(Records contained in a dataset)
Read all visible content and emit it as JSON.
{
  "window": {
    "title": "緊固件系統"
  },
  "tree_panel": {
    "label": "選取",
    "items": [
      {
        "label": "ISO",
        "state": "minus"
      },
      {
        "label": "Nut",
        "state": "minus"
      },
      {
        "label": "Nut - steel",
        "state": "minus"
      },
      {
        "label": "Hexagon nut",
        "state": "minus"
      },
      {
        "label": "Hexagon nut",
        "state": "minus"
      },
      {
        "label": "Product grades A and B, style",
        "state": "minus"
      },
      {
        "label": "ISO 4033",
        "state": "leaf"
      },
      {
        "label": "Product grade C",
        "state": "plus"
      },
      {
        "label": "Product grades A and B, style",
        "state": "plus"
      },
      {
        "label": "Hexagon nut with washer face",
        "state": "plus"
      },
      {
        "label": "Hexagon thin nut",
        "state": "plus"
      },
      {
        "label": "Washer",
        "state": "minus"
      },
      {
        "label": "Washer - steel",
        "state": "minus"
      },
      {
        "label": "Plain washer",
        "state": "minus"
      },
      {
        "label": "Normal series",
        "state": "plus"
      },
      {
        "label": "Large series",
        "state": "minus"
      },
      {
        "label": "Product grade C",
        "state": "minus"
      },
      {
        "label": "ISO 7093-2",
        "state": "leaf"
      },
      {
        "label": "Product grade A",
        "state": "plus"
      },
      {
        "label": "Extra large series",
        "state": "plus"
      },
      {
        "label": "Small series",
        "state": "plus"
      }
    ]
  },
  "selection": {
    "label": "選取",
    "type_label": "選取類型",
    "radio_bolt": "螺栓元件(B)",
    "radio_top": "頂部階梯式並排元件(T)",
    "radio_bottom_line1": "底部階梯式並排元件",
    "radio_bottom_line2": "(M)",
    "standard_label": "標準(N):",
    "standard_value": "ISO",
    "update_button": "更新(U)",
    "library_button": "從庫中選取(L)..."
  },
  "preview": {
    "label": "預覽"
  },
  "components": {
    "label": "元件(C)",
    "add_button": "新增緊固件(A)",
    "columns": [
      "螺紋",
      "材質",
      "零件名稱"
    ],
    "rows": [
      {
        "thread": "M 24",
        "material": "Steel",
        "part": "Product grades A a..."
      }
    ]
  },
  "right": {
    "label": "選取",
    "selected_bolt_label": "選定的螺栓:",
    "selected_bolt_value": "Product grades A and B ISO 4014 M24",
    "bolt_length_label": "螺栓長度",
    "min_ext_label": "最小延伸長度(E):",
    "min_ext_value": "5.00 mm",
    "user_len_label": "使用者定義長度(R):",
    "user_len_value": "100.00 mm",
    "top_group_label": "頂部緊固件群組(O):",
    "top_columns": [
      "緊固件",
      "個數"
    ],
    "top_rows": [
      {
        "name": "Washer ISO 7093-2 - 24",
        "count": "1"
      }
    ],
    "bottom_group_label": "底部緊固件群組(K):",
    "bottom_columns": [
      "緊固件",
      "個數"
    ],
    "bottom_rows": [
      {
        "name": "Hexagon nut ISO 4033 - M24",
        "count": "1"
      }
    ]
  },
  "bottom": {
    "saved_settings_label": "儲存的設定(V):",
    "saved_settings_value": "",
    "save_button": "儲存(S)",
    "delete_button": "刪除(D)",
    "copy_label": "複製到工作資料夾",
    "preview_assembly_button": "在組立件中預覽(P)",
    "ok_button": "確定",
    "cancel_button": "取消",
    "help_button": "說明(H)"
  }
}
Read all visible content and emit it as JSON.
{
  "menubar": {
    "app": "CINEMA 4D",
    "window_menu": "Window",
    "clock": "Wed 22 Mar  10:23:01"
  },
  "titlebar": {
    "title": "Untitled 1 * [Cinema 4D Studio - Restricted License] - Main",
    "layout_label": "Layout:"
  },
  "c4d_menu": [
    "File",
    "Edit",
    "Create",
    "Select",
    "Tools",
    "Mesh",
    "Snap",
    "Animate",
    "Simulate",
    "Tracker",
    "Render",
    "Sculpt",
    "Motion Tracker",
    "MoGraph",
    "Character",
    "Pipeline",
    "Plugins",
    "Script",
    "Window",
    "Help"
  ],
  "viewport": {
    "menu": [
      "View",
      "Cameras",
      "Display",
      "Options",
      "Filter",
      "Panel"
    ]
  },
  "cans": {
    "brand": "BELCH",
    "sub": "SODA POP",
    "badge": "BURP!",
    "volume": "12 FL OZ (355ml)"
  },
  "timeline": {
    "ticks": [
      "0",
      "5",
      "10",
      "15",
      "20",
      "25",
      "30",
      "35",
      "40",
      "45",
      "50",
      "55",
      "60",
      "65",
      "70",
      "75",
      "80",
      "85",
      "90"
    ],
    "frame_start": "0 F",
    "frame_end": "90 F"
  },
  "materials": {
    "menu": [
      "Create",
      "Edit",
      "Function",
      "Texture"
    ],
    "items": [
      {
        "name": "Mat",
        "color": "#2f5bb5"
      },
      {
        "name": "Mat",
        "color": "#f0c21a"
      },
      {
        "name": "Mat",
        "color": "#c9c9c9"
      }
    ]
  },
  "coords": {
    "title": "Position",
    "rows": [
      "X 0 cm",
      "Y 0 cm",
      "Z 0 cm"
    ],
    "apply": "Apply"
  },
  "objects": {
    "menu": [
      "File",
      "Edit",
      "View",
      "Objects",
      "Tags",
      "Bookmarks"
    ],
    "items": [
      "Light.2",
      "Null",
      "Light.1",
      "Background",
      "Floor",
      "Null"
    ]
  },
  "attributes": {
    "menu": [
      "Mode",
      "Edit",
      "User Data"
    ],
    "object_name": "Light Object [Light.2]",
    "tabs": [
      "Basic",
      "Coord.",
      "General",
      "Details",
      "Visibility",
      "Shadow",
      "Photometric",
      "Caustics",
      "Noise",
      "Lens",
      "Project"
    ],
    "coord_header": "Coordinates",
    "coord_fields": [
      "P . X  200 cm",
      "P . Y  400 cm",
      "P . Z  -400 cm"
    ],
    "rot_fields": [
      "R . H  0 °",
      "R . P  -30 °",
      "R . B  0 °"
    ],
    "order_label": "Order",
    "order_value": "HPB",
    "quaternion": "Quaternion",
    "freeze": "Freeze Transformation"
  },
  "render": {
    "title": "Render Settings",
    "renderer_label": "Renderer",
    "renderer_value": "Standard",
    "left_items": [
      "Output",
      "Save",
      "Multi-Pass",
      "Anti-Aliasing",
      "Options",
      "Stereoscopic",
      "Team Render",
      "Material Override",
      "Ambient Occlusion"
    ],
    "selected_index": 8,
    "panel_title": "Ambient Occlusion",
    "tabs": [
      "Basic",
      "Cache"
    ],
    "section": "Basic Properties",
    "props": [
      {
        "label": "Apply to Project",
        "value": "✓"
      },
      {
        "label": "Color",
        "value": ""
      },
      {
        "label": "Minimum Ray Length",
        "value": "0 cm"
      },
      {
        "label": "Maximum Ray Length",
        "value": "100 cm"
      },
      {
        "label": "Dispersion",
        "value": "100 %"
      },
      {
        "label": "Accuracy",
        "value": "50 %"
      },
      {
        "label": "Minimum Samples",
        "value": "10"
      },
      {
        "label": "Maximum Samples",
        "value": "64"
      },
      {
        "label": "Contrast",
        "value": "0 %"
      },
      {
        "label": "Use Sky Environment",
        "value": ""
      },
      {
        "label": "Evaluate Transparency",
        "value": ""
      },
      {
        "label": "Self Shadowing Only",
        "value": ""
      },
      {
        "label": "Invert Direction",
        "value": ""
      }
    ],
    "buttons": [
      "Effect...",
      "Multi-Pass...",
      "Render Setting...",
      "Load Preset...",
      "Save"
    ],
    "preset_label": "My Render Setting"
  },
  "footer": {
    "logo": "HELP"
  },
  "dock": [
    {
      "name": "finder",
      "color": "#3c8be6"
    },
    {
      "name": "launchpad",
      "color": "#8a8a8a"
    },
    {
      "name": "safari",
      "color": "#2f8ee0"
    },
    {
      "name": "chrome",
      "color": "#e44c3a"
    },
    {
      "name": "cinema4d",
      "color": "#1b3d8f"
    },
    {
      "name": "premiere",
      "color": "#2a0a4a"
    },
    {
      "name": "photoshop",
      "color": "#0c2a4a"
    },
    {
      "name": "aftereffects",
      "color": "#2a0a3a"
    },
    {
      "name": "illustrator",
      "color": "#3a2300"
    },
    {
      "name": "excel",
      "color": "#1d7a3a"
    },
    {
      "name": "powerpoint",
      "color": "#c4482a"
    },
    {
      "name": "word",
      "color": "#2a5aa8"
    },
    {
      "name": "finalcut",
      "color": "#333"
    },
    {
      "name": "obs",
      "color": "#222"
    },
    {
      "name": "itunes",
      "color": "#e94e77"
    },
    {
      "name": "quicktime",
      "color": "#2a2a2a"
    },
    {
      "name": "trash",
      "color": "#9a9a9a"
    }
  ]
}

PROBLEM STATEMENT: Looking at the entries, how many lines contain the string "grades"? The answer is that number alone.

RESPONSE AREA: 4